| TASK GOAL |
In the copy, include every entry exactly but none of the pictures.

| ENTRIES SUPPLIED |

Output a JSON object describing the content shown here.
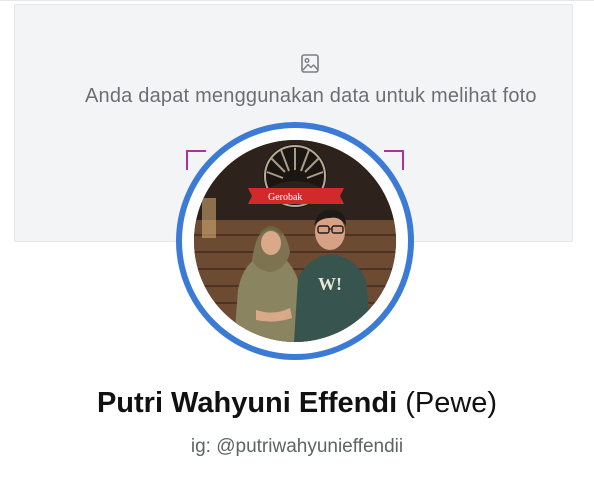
{
  "cover": {
    "message": "Anda dapat menggunakan data untuk melihat foto",
    "icon": "image-icon",
    "background_color": "#f3f4f6"
  },
  "profile": {
    "photo": {
      "ring_color": "#3b7bd6",
      "sign_text": "Gerobak"
    },
    "name": "Putri Wahyuni Effendi",
    "nickname": "(Pewe)",
    "bio": "ig: @putriwahyunieffendii"
  }
}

| EXERCISE RESPONSE |
Output a JSON object describing the content shown here.
{
  "cover": {
    "message": "Anda dapat menggunakan data untuk melihat foto",
    "icon": "image-icon",
    "background_color": "#f3f4f6"
  },
  "profile": {
    "photo": {
      "ring_color": "#3b7bd6",
      "sign_text": "Gerobak"
    },
    "name": "Putri Wahyuni Effendi",
    "nickname": "(Pewe)",
    "bio": "ig: @putriwahyunieffendii"
  }
}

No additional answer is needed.